“Might make me feel like I won. I’m not sure there’s any glory in winning. That’s not the reason you’re a parent. You’re a parent to pass it on.”
That pause again.
“The idea is to pass it on.”
Sarah George walked into Memorial Hall in Chapel Hill the first Sunday evening of November 2008. She had seen the Brothers for the first time at MerleFest in North Wilkesboro more than three years before when she wandered by one of the smaller stages and saw three young men in three-piece suits. Who, she wondered, were “these strange men dressed like they’re from the 19th century but playing this loud bluegrass-rock mix?” It was her parents’ beloved bluegrass, only made for her, and she fell in love. She saw them in Charlotte. She saw them in Greensboro. She saw them in Winston-Salem. Usually up close. At Memorial Hall, though, she was disappointed to see her seat was in the balcony, and her seat wasn’t the only disconnect she’d started to feel.
The Brothers had a new member. The expressive Joe Kwon played the cello. The chart-climbing Emotionalism of 2007 had followed the successes of The Robbinsville Sessions of 2006 and Mignonette of 2004. They had continued to tour pretty much nonstop, but no longer just in the Southeast, or even on the East Coast. They had been on Conan O’Brien’s show. And by the end of 2008, a transformative year, they had signed with Grammy-winning producer Rick Rubin, whose industry history included Metallica, Jay-Z, and Johnny Cash.
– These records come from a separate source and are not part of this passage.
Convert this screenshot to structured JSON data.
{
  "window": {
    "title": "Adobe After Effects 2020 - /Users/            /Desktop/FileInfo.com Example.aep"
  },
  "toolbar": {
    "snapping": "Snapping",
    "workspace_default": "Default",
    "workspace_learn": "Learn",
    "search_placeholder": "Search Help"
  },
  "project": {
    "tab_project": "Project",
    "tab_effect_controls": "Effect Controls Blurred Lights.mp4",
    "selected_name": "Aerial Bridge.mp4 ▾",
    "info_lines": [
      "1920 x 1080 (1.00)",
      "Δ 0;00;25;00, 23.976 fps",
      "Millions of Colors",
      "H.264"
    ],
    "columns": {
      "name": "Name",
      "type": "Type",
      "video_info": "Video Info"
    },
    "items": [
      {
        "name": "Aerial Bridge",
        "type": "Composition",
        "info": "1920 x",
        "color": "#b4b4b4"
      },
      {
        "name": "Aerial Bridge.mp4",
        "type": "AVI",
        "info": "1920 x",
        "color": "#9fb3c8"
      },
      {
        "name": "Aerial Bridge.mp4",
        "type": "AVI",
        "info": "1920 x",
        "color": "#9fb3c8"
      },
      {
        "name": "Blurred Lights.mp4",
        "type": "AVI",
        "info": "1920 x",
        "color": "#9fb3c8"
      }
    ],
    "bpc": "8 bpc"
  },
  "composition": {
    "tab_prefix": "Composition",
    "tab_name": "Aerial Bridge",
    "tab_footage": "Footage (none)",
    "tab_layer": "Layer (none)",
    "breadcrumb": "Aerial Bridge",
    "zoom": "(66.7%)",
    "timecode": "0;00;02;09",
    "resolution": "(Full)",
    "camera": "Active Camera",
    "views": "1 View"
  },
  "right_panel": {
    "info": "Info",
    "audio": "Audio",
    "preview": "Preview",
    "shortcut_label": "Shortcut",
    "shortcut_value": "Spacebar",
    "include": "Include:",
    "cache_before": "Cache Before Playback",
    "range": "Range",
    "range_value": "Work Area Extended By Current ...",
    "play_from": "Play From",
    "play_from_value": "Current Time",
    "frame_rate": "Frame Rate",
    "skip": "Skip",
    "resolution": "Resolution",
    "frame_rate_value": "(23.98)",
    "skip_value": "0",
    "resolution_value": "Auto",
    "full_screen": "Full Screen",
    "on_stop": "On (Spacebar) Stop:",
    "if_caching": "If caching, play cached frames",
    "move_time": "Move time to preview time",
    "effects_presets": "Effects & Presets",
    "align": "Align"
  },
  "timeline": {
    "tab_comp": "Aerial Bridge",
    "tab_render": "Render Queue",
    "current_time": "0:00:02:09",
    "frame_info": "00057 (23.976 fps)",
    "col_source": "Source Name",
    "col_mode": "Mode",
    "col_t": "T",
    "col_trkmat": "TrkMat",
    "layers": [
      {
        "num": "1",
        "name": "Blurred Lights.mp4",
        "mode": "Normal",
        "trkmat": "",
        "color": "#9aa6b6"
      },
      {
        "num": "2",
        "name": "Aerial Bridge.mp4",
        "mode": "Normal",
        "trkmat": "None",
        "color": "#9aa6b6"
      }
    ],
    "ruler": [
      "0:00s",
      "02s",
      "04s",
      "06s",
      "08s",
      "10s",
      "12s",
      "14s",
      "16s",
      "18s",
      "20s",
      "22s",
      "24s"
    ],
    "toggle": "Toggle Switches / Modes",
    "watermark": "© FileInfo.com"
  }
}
The Avett Brothers were no longer this thrilling secret. Fans like Sarah George had to learn to share.
It was new, too, for the Brothers. They had lived in the stitches between the old and the new — “Why’d we have to change?” they asked in “Smoke In Our Lights” on A Carolina Jubilee — the constant cycle of connections, made, lost, made again, and with change comes questions, always.
Sarah George’s balcony seat turned out to be a perfect vantage point. She could see the answers. She could feel the energy, on the stage and in the crowd and in between the two, from the frantic, full-bodied finale of “Laundry Room” to the crowd-wide sing-along at the end of “Go to Sleep” — la la la la la la — to the softer, slower “Ballad of Love and Hate,” sung only by Seth. It’s a beautiful song about the only thing that matters. The stand-up bass was on its side on the stage, and the cello was, too. Scott sat down at the drums, not to play, just to get out of the way, looking weary but grateful. “Thanks for coming, y’all,” he said. The room was dark except for the light shining on Seth. He tuned his guitar and stepped toward the mic. Years later when asked about that show, Seth would talk about its “tender, fragile moments,” the kind that pass by too quickly, in such stark contrast to the hectic everyday jumble, and how at times during that song, during that rendition of “The Ballad of Love and Hate,” it felt to him on the stage like no one in the crowd even wanted to breathe.